With the string "volume" as the filter, copy each matching line from the records.

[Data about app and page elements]
╭──

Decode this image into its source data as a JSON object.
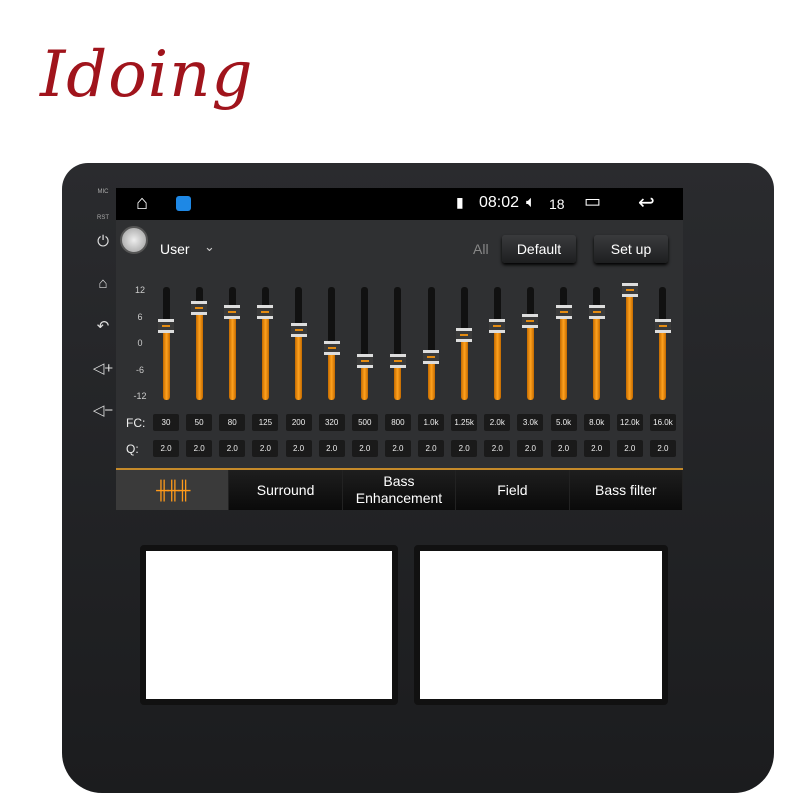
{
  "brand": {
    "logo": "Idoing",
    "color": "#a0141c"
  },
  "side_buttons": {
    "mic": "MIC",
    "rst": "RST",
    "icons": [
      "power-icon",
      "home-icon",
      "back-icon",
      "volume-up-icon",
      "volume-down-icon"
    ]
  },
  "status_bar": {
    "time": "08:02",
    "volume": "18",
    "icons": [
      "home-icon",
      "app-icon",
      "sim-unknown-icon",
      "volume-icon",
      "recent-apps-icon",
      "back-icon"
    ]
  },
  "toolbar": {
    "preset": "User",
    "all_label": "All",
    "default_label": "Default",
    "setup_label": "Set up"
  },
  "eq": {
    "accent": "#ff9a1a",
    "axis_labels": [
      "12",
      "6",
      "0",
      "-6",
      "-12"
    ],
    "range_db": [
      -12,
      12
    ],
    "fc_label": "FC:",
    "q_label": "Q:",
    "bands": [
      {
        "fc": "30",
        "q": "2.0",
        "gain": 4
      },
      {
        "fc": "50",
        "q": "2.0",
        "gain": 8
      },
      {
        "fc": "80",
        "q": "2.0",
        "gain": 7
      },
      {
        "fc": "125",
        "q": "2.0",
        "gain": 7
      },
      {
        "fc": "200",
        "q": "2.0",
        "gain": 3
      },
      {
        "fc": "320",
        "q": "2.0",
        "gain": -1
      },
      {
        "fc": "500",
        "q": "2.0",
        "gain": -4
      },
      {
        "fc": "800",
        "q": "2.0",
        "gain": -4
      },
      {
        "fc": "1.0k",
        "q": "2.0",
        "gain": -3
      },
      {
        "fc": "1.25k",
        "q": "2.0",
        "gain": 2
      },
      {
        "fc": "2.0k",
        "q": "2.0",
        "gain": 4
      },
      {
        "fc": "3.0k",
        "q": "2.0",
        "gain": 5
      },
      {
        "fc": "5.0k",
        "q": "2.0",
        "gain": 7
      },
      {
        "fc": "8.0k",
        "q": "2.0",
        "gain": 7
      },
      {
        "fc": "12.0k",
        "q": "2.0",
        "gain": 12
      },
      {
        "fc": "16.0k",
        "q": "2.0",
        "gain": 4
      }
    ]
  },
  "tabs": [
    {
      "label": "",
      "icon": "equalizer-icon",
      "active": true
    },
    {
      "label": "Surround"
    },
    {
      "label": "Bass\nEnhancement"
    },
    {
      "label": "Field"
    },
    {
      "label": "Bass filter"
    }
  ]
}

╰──
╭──

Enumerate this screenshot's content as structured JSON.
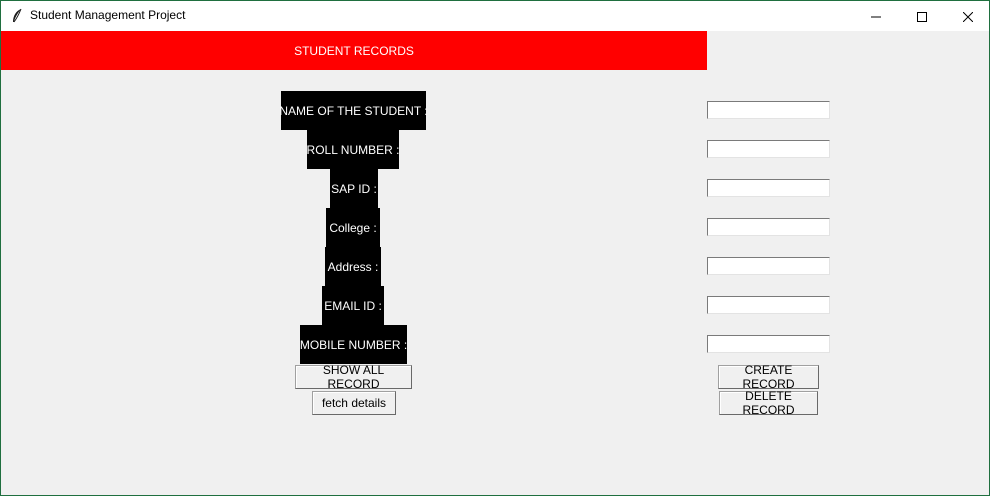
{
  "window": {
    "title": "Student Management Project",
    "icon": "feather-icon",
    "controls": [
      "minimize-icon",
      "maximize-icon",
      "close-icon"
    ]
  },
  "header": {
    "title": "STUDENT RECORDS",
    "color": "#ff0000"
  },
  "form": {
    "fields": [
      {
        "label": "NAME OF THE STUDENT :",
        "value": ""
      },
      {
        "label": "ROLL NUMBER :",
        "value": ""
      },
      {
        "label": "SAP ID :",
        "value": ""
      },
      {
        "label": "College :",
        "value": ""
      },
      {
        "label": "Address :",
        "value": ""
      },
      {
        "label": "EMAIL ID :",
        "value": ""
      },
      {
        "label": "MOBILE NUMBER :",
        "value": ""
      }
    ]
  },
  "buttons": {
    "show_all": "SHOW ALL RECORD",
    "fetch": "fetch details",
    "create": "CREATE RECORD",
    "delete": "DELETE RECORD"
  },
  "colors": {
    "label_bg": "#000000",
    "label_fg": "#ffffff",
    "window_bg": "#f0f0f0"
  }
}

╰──

=== SOLUTION TO THIS PROBLEM ===
      "volume-up-icon",
      "volume-down-icon"
    "volume": "18",
      "volume-icon",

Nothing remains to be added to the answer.